Federal spending data systems have improved in recent years but still come up short in their efforts to fully inform the public on government spending, says a June 6 brief from the Center for Strategic and International Studies.
Thousands of federal employees won't have their financial disclosure forms publicized online after all. President Obama signed into law April 15 modifications to the Stop Trading on Congressional...
Among law professors, "it's long been thought that the process of notice and comment is basically kabuki theater," said Cass Sunstein, himself a law professor for decades before heading up OIRA and who has since returned to academia. "That administrative-law sophisticated wisdom, it couldn't be further from the truth," he said at a Brookings Institution event.
In 2012, agencies processed more than half a million FOIA requests, but they only released information with no redactions in 41 percent of requests, according to the report, released March 13. It drew on data from 25 major federal agencies, including most cabinet-level departments.
Freedom of Information Act fees and fee waivers are a persistent problem for agency FOIA offices and for requesters, according to Miriam Nisbet, director of the Office of Government Information Services at the National Archives and Records Administration. Immigration records will be another area of attention for OGIS going forward, said Nisbet.
The Office of Management and Budget issued guidance last week clarifying how agencies can comply with a new rule prohibiting office and warehouse expansions--known as "Freeze the Footprint."
Government scientists have gained more whistleblower protection and freedom to express personal opinions under the Obama administration, but most agencies still do not give scientists access to drafts and final revisions in which their work played a part, a study by the Union of Concerned Scientists found.

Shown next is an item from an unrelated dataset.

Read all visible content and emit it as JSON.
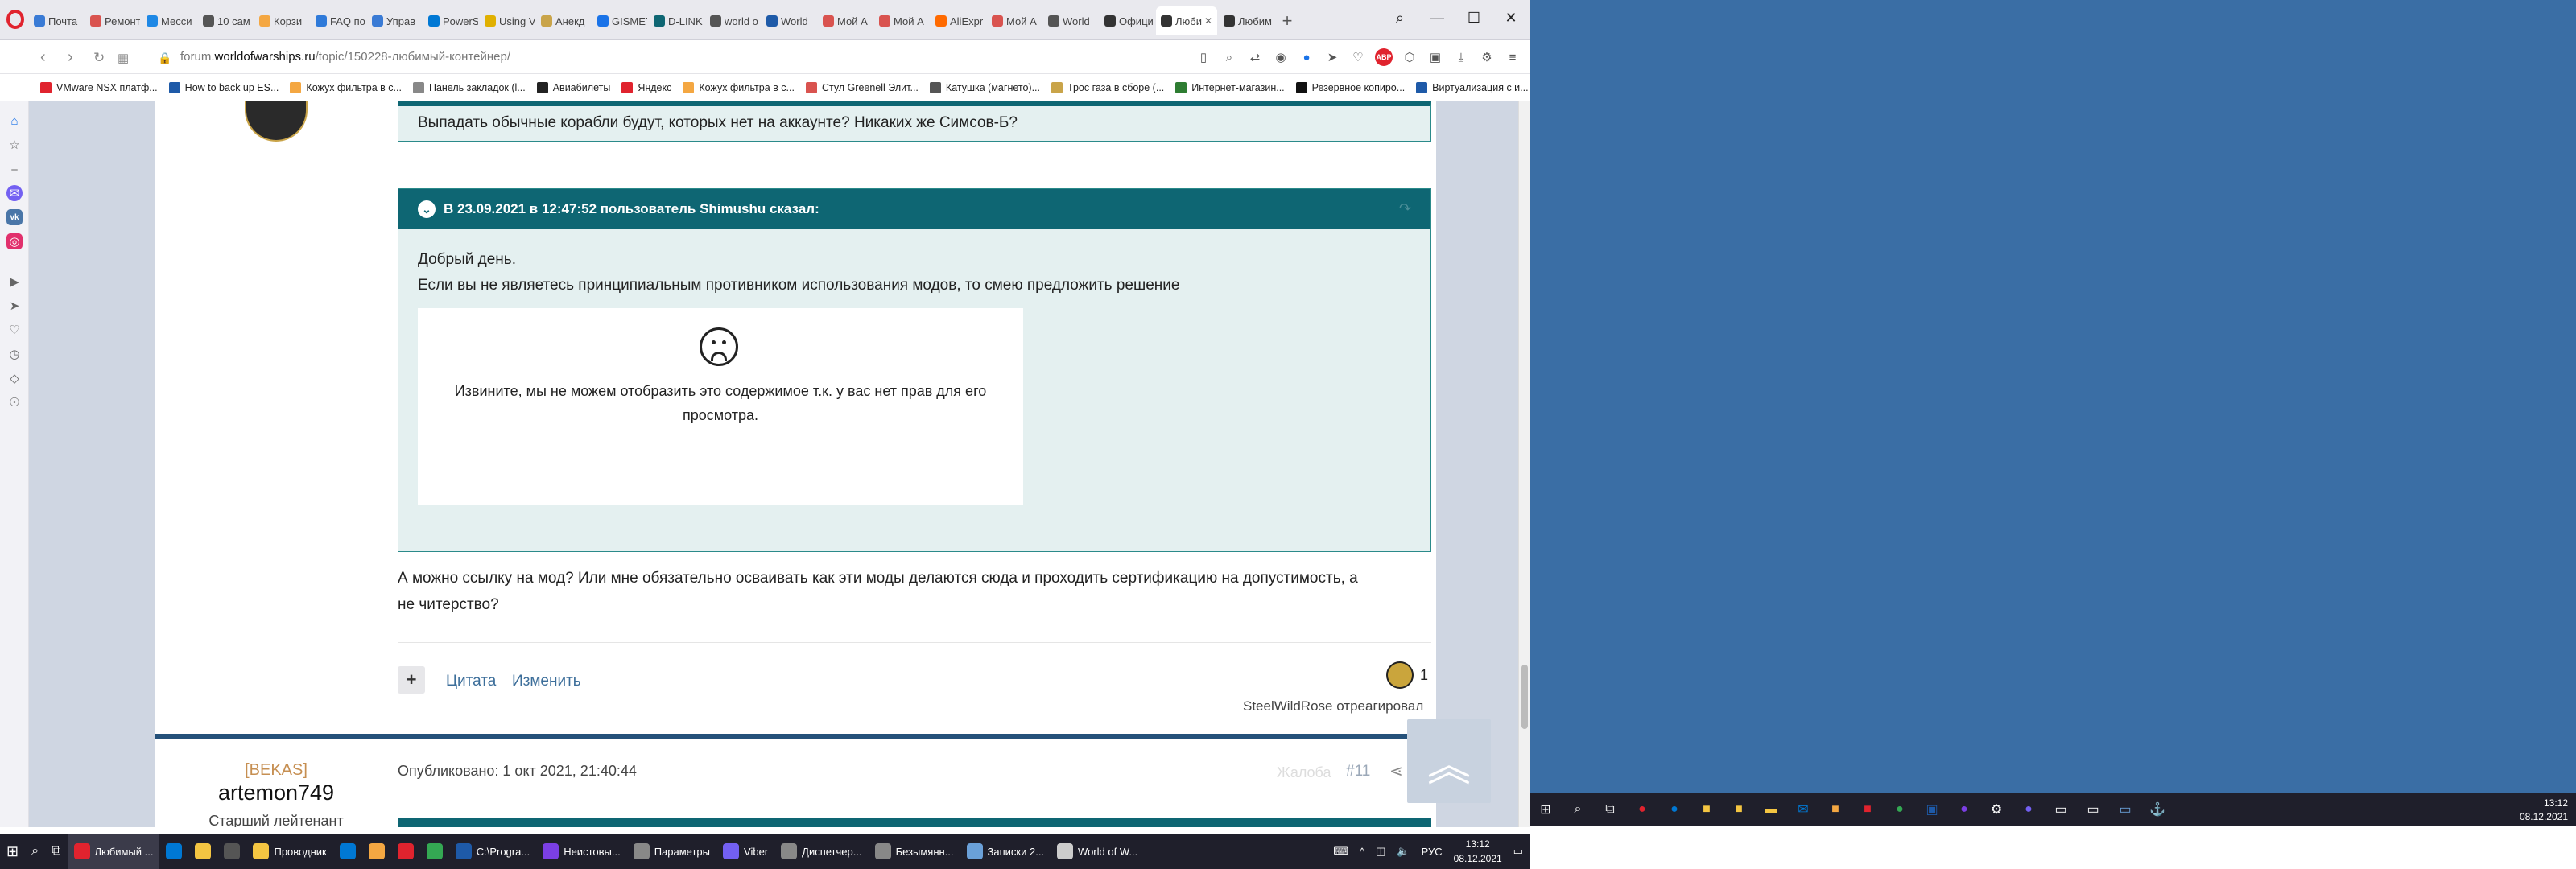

"Ultimately, the administration will be judged on the transparency it delivered, not the transparency it envisioned or promised--and there is widespread agreement that the delivery has lagged," write report authors from the Center for Effective Government.
The records of interactions between the White House Office of Information and Regulatory Affairs and special-interest groups are suspiciously sparse, the Center for Effective Government said Feb. 26. The advocacy group analyzed OIRA records for three agencies and found what it said is an implausibly small number of written comments and records of phone conversations.